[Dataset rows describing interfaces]
------------------------------

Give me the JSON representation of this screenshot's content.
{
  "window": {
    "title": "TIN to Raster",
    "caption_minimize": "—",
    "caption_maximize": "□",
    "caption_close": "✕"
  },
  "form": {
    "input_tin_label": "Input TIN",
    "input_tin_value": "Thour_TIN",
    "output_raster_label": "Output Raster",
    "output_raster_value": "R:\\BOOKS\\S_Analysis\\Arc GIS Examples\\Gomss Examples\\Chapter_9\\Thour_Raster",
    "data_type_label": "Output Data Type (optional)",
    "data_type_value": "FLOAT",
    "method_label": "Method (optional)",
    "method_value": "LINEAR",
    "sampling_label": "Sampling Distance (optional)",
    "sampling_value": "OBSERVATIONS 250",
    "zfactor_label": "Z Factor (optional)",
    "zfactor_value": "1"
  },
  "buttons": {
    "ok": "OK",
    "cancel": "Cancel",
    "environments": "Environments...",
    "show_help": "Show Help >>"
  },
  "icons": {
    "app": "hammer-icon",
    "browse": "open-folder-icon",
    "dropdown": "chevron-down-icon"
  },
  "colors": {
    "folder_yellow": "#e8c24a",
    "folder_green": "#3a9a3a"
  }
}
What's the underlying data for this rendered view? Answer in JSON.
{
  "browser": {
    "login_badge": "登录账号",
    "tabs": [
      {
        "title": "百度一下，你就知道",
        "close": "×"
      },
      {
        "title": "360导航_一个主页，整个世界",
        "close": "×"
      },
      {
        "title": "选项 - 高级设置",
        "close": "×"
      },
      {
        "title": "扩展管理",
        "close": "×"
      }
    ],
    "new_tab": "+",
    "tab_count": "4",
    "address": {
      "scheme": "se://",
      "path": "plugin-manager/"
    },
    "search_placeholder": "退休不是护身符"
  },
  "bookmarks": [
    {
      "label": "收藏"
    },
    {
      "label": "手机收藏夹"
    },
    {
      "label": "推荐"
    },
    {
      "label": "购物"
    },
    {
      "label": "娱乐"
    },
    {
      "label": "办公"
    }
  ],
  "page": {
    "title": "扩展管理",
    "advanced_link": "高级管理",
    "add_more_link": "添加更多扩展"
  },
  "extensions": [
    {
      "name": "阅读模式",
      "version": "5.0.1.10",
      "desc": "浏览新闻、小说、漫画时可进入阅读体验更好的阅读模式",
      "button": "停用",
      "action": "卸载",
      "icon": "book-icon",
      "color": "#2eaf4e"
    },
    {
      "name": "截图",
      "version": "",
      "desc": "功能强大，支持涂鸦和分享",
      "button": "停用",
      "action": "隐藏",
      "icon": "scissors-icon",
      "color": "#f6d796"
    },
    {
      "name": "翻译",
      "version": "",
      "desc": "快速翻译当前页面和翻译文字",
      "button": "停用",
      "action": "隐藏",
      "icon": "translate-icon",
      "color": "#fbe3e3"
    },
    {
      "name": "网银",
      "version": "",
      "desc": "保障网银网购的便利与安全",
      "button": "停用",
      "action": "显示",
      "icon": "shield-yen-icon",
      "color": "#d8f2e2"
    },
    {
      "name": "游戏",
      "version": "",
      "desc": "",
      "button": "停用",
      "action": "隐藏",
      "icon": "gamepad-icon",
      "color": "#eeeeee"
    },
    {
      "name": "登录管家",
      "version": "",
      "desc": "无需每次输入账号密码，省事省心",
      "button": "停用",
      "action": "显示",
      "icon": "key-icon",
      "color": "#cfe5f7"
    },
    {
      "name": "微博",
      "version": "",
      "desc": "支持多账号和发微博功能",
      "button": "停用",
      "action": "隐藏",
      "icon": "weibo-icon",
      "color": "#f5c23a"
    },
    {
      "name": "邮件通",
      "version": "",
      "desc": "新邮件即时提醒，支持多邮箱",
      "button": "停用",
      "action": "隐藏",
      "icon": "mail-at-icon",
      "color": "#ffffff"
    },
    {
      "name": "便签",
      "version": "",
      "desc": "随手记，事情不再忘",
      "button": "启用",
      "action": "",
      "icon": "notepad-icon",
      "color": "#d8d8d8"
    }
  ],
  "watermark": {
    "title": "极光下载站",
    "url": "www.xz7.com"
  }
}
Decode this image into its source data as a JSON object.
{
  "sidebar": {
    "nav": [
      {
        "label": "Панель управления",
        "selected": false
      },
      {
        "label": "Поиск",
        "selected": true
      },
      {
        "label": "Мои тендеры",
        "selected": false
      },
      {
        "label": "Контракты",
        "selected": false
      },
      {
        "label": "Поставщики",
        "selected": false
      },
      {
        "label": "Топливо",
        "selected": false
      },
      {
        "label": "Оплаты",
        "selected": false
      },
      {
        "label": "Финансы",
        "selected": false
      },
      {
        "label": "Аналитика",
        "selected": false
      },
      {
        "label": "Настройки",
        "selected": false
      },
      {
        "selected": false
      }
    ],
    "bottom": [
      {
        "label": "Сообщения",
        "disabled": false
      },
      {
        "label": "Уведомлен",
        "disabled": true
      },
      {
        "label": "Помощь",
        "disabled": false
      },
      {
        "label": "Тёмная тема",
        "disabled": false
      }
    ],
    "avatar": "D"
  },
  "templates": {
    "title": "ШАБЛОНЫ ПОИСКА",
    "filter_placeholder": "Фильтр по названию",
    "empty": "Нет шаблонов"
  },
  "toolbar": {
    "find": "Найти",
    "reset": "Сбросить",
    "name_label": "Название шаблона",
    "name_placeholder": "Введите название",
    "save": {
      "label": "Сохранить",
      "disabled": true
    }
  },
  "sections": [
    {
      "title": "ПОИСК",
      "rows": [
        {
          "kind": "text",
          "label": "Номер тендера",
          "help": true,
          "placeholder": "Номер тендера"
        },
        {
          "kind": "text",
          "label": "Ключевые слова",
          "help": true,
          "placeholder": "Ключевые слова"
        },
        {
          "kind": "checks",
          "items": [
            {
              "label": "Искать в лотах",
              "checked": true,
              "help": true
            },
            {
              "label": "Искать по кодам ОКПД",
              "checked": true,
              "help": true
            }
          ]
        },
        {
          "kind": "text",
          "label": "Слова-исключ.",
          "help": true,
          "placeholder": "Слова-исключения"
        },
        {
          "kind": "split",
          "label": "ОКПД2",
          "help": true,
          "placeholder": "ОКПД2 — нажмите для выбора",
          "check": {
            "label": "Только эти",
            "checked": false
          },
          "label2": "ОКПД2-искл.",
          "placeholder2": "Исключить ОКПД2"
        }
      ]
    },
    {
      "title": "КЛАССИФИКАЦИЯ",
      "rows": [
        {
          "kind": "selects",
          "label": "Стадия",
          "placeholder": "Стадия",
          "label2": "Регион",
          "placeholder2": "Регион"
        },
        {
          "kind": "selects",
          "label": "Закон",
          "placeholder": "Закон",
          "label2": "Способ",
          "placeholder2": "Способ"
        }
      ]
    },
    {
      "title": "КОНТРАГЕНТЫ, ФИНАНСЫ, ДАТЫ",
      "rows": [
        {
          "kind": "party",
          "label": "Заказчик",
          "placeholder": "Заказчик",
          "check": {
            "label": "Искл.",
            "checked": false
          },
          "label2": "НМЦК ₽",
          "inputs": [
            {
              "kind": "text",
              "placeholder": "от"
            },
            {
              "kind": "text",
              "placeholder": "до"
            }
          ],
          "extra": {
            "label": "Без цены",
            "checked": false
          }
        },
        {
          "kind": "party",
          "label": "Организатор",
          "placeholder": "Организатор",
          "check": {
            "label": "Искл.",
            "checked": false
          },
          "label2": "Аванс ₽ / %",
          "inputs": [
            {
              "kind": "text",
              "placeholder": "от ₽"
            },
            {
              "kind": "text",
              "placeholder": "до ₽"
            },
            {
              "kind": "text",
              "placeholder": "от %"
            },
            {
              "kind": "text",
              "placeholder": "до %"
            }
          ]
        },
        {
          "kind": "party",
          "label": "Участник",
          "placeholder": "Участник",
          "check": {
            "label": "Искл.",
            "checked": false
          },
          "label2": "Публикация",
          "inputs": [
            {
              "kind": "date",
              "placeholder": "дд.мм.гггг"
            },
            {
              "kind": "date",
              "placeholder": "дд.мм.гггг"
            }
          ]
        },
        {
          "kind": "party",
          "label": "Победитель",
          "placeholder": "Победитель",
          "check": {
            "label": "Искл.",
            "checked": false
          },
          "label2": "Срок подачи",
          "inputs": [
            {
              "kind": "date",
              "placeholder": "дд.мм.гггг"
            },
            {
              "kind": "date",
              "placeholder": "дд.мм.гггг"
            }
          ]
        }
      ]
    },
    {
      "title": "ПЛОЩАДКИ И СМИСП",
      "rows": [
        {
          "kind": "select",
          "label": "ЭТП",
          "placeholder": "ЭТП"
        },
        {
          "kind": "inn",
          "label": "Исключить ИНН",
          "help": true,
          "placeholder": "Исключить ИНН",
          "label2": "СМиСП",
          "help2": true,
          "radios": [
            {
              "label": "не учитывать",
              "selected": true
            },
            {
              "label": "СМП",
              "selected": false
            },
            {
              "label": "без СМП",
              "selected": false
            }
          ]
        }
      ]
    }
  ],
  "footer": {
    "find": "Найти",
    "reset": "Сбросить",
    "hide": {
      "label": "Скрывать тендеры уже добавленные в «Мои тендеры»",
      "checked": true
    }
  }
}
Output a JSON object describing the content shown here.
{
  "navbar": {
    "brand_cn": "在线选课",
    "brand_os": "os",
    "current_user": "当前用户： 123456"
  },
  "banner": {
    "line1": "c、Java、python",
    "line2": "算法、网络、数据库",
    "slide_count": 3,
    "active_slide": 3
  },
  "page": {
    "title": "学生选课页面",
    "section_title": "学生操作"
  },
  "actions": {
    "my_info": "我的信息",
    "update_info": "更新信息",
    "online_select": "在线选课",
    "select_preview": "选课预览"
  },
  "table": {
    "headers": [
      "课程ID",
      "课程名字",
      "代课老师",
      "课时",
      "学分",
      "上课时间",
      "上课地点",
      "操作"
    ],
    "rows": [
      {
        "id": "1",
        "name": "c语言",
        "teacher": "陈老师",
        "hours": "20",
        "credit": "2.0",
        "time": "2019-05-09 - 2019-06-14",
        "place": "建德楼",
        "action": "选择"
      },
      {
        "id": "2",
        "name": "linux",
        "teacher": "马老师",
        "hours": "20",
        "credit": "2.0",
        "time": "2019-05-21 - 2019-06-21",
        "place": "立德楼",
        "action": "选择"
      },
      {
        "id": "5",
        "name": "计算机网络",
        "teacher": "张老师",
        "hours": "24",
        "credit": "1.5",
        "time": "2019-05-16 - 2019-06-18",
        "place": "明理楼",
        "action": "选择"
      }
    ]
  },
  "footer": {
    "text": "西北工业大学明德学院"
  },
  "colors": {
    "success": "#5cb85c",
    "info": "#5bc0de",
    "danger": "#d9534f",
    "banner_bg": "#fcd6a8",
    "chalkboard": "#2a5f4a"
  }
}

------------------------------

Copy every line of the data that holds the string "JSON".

COMPLETED TASK
Give me the JSON representation of this screenshot's content.
What's the underlying data for this rendered view? Answer in JSON.
Decode this image into its source data as a JSON object.
Output a JSON object describing the content shown here.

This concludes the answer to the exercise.